WHAT IS NEEDED:
Using the entries that follow, collect the lines where the word "name" appears.

(App and web page records)
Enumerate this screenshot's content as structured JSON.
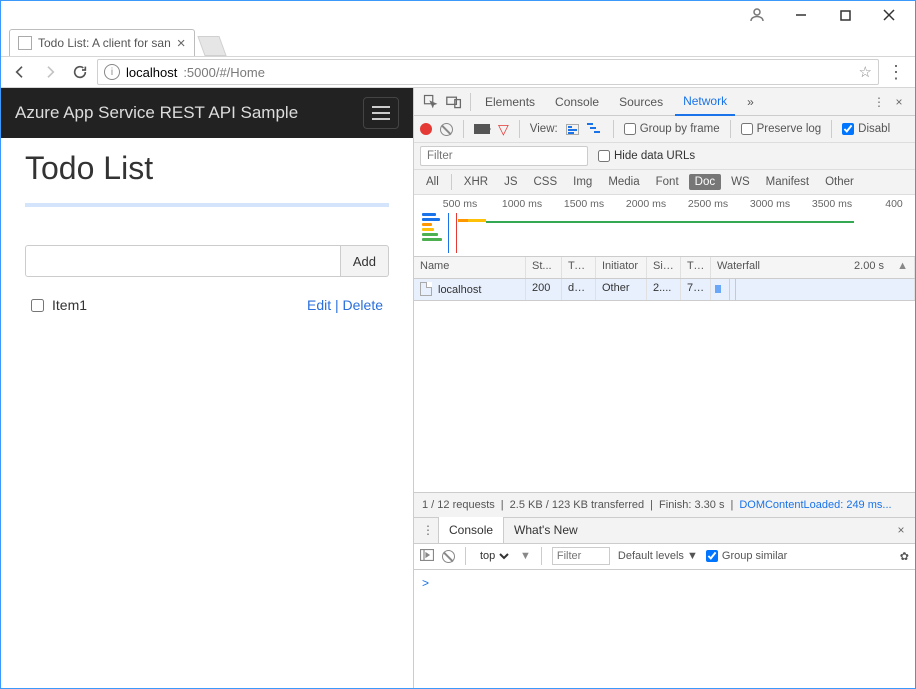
{
  "window": {
    "tab_title": "Todo List: A client for san"
  },
  "addressbar": {
    "host": "localhost",
    "port_path": ":5000/#/Home"
  },
  "app": {
    "navbar_title": "Azure App Service REST API Sample",
    "page_title": "Todo List",
    "add_button": "Add",
    "items": [
      {
        "name": "Item1",
        "edit": "Edit",
        "delete": "Delete"
      }
    ]
  },
  "devtools": {
    "panels": [
      "Elements",
      "Console",
      "Sources",
      "Network"
    ],
    "active_panel": "Network",
    "toolbar": {
      "view_label": "View:",
      "group_by_frame": "Group by frame",
      "preserve_log": "Preserve log",
      "disable_cache": "Disabl"
    },
    "filter": {
      "placeholder": "Filter",
      "hide_data_urls": "Hide data URLs"
    },
    "types": [
      "All",
      "XHR",
      "JS",
      "CSS",
      "Img",
      "Media",
      "Font",
      "Doc",
      "WS",
      "Manifest",
      "Other"
    ],
    "types_selected": "Doc",
    "timeline_labels": [
      "500 ms",
      "1000 ms",
      "1500 ms",
      "2000 ms",
      "2500 ms",
      "3000 ms",
      "3500 ms",
      "400"
    ],
    "columns": {
      "name": "Name",
      "status": "St...",
      "type": "Type",
      "initiator": "Initiator",
      "size": "Size",
      "time": "Ti...",
      "waterfall": "Waterfall",
      "wf_scale": "2.00 s"
    },
    "rows": [
      {
        "name": "localhost",
        "status": "200",
        "type": "do...",
        "initiator": "Other",
        "size": "2....",
        "time": "7 ..."
      }
    ],
    "statusbar": {
      "requests": "1 / 12 requests",
      "transferred": "2.5 KB / 123 KB transferred",
      "finish": "Finish: 3.30 s",
      "dcl": "DOMContentLoaded: 249 ms..."
    },
    "drawer": {
      "tabs": [
        "Console",
        "What's New"
      ],
      "active": "Console",
      "context": "top",
      "filter_placeholder": "Filter",
      "levels": "Default levels",
      "group_similar": "Group similar",
      "prompt": ">"
    }
  }
}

SOLUTION:
        "name": "Item1",
      "name": "Name",
        "name": "localhost",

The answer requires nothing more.